Mobile: +66 (0)9 188 322 90
About WWF Greater Mekong: The Greater Mekong is home to some of the planet’s most endangered wild species, including the tiger, saola, Asian elephant, Mekong dolphin and Mekong giant catfish. Over 2,216 new species have been found in the Greater Mekong since 1997. WWF-Greater Mekong works on conservation initiatives through country programmes in Cambodia, Laos, Myanmar, Thailand and Vietnam. WWF-Greater Mekong’s mission is a future where humans live in harmony with nature.
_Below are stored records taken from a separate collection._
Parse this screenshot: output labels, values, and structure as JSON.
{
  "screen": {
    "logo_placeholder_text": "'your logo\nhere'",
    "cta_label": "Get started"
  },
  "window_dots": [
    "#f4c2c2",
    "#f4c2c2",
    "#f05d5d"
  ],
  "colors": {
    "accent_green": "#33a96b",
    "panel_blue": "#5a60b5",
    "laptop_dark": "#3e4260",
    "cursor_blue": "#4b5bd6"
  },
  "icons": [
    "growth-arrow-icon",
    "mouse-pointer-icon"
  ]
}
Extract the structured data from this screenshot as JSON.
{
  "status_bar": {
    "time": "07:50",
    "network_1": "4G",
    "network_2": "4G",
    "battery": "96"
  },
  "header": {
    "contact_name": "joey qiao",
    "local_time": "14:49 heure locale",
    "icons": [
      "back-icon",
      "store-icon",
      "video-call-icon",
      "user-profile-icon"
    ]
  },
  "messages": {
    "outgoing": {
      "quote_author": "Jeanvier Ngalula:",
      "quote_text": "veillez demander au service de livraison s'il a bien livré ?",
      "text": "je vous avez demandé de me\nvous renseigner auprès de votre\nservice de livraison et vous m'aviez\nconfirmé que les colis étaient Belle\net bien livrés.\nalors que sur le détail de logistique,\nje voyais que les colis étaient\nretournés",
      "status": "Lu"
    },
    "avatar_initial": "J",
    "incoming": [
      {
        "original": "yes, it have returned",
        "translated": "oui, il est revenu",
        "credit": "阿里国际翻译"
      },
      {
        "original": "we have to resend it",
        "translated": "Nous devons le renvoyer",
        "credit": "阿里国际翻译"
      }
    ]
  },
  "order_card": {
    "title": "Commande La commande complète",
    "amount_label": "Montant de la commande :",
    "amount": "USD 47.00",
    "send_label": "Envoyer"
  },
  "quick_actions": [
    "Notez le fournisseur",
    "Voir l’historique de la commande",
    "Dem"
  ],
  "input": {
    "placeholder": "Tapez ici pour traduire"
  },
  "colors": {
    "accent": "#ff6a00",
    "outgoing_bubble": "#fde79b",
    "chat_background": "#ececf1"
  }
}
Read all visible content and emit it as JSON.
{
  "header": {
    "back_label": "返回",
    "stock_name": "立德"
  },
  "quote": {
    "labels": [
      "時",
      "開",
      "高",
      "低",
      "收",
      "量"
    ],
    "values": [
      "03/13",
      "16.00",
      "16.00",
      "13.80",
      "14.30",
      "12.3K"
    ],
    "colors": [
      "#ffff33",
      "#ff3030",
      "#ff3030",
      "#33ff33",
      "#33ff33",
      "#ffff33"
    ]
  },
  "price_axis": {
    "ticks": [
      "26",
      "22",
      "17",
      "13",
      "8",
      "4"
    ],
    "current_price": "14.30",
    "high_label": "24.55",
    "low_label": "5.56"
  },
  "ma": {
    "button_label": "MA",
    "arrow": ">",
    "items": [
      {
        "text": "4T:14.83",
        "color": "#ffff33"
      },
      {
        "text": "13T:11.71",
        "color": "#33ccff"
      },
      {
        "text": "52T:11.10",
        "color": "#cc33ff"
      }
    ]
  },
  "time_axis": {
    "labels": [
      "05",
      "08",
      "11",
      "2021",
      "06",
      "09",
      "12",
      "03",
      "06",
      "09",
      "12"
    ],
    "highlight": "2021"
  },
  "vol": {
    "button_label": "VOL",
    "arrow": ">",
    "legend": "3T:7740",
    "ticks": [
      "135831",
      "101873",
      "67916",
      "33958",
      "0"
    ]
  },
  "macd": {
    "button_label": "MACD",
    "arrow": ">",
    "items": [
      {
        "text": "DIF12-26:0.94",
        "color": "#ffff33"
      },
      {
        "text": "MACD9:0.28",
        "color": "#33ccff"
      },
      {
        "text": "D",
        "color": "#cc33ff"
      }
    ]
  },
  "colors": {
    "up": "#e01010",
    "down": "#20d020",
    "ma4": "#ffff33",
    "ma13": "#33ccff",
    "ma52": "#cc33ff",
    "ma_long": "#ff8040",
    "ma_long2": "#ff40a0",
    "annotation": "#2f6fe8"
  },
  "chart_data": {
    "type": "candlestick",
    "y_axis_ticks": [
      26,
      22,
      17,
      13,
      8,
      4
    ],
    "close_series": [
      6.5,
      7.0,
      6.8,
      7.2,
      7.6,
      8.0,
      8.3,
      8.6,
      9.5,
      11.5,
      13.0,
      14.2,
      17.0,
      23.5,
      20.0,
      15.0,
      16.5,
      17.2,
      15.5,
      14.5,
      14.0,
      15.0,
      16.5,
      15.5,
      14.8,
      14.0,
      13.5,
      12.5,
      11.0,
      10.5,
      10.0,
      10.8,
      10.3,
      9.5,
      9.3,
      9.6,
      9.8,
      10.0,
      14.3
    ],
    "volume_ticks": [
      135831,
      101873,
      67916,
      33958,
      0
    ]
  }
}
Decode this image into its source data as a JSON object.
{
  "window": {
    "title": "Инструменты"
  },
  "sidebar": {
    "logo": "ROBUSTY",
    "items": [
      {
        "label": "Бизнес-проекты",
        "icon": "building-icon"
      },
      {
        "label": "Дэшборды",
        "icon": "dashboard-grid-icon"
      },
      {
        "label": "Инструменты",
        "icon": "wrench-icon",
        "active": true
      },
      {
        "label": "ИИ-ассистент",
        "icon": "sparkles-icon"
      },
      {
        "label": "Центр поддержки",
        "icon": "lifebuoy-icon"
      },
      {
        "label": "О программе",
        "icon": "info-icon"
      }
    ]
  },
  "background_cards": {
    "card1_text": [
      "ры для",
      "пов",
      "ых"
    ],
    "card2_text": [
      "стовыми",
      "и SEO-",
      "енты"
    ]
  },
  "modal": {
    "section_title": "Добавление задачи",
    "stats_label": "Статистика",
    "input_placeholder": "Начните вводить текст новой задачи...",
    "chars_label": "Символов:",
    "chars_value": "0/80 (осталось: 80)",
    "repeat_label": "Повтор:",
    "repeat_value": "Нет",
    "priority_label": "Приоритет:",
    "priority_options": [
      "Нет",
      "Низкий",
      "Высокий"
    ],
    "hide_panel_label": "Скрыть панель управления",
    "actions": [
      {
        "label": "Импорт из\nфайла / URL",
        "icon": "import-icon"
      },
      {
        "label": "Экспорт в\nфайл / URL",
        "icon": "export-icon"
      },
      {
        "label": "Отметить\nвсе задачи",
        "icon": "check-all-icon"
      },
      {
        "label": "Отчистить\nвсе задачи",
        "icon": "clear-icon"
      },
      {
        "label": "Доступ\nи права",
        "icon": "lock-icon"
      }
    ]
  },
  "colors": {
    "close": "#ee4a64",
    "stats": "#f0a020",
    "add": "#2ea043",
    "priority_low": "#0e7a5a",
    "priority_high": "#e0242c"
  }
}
To learn more about WWF’s activities, please visit us at www.panda.org/greatermekong